“Our first core belief is relentless effort and it means going as hard as you can in every play, every rep.  The way we communicate it to our players is go as hard as you can 4 to 6 seconds, from point A to point B.  Notice the two components.  There is the duration component, 4 to 6 seconds because that is the length of time of the average football play, and there is the direction component, point A to point B, because in every drill, and in every play our players have a designated start point and a specific end point.  If you observe one of our practices you will repeatedly hear our guys shouting 4 to 6, A to B. that is the sound of our coaches and players challenging guys to give relentless effort.  It is non-negotiable.”


The best teachers keep things simple.  They know what’s important, and disregard everything else, when it comes to teaching they know how to feed the tuna mayo.  Most great coaches do not give long-winded speeches, long lectures, or long sermons.  They provide short, unmistakably clear directions.  They guide you to a target, 4 to 6, A to B.


John Wooden, the UCLA basketball coach who was voted by ESPN as the greatest coach of the 21st century, was once the subject of a yearlong study that captured everything he said to his team.  Wooden didn’t take long to deliver his instructions; in fact, his average utterance lasted only four seconds.  This underlies a foundational truth about teaching; it’s all about creating a connection and delivering useful information.
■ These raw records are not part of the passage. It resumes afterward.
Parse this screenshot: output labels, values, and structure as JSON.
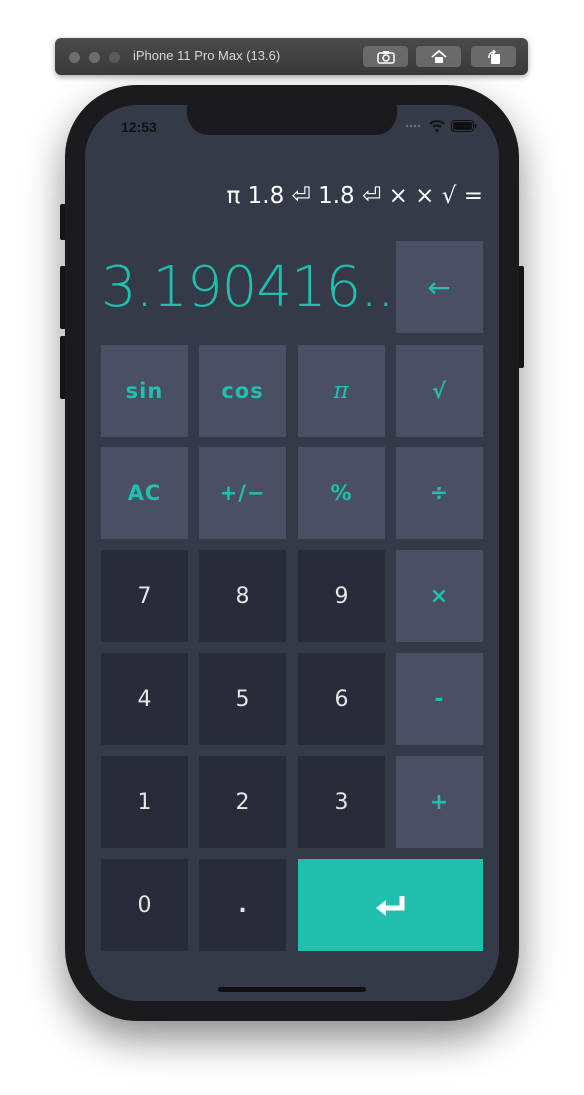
{
  "simulator": {
    "title": "iPhone 11 Pro Max (13.6)",
    "buttons": [
      "screenshot-icon",
      "home-icon",
      "rotate-icon"
    ]
  },
  "status_bar": {
    "time": "12:53",
    "icons": [
      "signal-dots",
      "wifi-icon",
      "battery-icon"
    ]
  },
  "calculator": {
    "history": "π 1.8 ⏎ 1.8 ⏎ × × √ =",
    "display": "3.190416...",
    "backspace_label": "←",
    "keys": {
      "sin": "sin",
      "cos": "cos",
      "pi": "π",
      "sqrt": "√",
      "ac": "AC",
      "negate": "+/−",
      "percent": "%",
      "divide": "÷",
      "seven": "7",
      "eight": "8",
      "nine": "9",
      "multiply": "×",
      "four": "4",
      "five": "5",
      "six": "6",
      "minus": "-",
      "one": "1",
      "two": "2",
      "three": "3",
      "plus": "+",
      "zero": "0",
      "decimal": "."
    },
    "enter_icon": "enter-icon"
  },
  "colors": {
    "accent": "#21bfad",
    "background": "#343a48",
    "function_key": "#4a4f63",
    "number_key": "#272b3a"
  }
}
4 to 6, A to B, it’s clear, it’s concise, it’s important.  Let’s do this!


Questions to Ask

If you were teaching your sport, profession, or craft to a group what would be the #1 thing that you would want them to know?



Star Summary Challenge
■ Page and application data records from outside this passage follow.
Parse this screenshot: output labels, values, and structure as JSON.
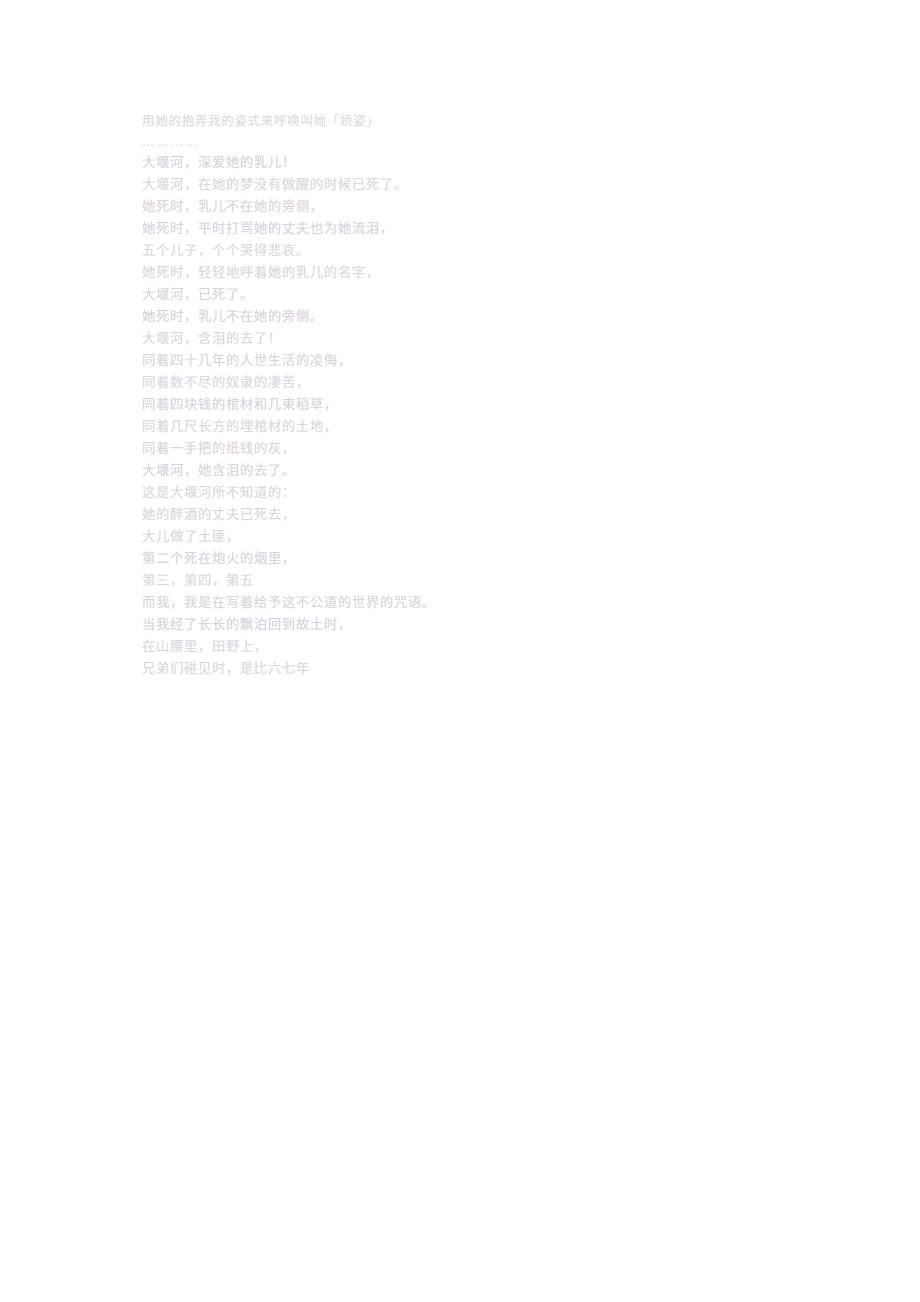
{
  "document": {
    "page_background": "#ffffff",
    "ink_color": "#b0acba",
    "language": "zh",
    "block_title": "",
    "lines": [
      {
        "id": "line-1",
        "text": "用她的抱弄我的姿式来呼唤叫她「娇姿」"
      },
      {
        "id": "line-2",
        "text": "…………"
      },
      {
        "id": "line-3",
        "text": "大堰河，深爱她的乳儿！"
      },
      {
        "id": "line-4",
        "text": "大堰河，在她的梦没有做醒的时候已死了。"
      },
      {
        "id": "line-5",
        "text": "她死时，乳儿不在她的旁侧，"
      },
      {
        "id": "line-6",
        "text": "她死时，平时打骂她的丈夫也为她流泪，"
      },
      {
        "id": "line-7",
        "text": "五个儿子，个个哭得悲哀。"
      },
      {
        "id": "line-8",
        "text": "她死时，轻轻地呼着她的乳儿的名字，"
      },
      {
        "id": "line-9",
        "text": "大堰河，已死了。"
      },
      {
        "id": "line-10",
        "text": "她死时，乳儿不在她的旁侧。"
      },
      {
        "id": "line-11",
        "text": "大堰河，含泪的去了！"
      },
      {
        "id": "line-12",
        "text": "同着四十几年的人世生活的凌侮，"
      },
      {
        "id": "line-13",
        "text": "同着数不尽的奴隶的凄苦，"
      },
      {
        "id": "line-14",
        "text": "同着四块钱的棺材和几束稻草，"
      },
      {
        "id": "line-15",
        "text": "同着几尺长方的埋棺材的土地，"
      },
      {
        "id": "line-16",
        "text": "同着一手把的纸钱的灰，"
      },
      {
        "id": "line-17",
        "text": "大堰河，她含泪的去了。"
      },
      {
        "id": "line-18",
        "text": "这是大堰河所不知道的："
      },
      {
        "id": "line-19",
        "text": "她的醉酒的丈夫已死去，"
      },
      {
        "id": "line-20",
        "text": "大儿做了土匪，"
      },
      {
        "id": "line-21",
        "text": "第二个死在炮火的烟里，"
      },
      {
        "id": "line-22",
        "text": "第三，第四，第五"
      },
      {
        "id": "line-23",
        "text": "而我，我是在写着给予这不公道的世界的咒语。"
      },
      {
        "id": "line-24",
        "text": "当我经了长长的飘泊回到故土时，"
      },
      {
        "id": "line-25",
        "text": "在山腰里，田野上，"
      },
      {
        "id": "line-26",
        "text": "兄弟们碰见时，是比六七年"
      }
    ]
  }
}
Create a video of you answering the above questions and share it in our private Facebook Group.







A TO B, 4 TO 6


Urban Frank Meyer, III (born July 10, 1964) is an American college football coach and former player, currently the head football coach of the Ohio State Buckeyes. Meyer served as the head coach of the Bowling Green Falcons from 2001 to 2002, the Utah Utes from 2003 to 2004, and theFlorida Gators from 2005 to 2010.  Meyer was born in Toledo, Ohio, grew up in Ashtabula, Ohio, and attended the University of Cincinnati, where he played football.  During his time at the University of Florida, he coached the Gators to two BCS National Championship Game victories, during the 2006 and 2008 seasons. Meyer’s winning percentage through the conclusion of the 2009 season (.842) was the highest among all active coaches with a minimum of five full seasons at a Football Bowl Subdivision (FBS) program. In 2014, he led the Buckeyes to their first Big Ten Conference title under his tenure as well as the program’s eighth national championship.  Meyer is one of three coaches (the others being Pop Warner and Nick Saban) to win a major college football national championship at two different universities.


Quotes on the Left Hand Side


“The World is a competitive place.  To be at an elite level you have to train at an elite level.”

“Opportunities multiply as they are seized.”

“At Ohio State we believe being elite is not about how talented you are, it Is about how tough you are.”

“In coaching you don’t get the kids you want, you get the kids you build.”

“Everyday is a battlefield of how you will live your life.”

“Average leaders have quotes, good leaders have a plan, and exceptional leaders have a system.”

“If you think you know it all your setting yourself up for a major fall.”

“I know you have big dreams and goals but if your habits don’t reflect your dreams and goals then you need to either change your habits or change your dreams and goals.”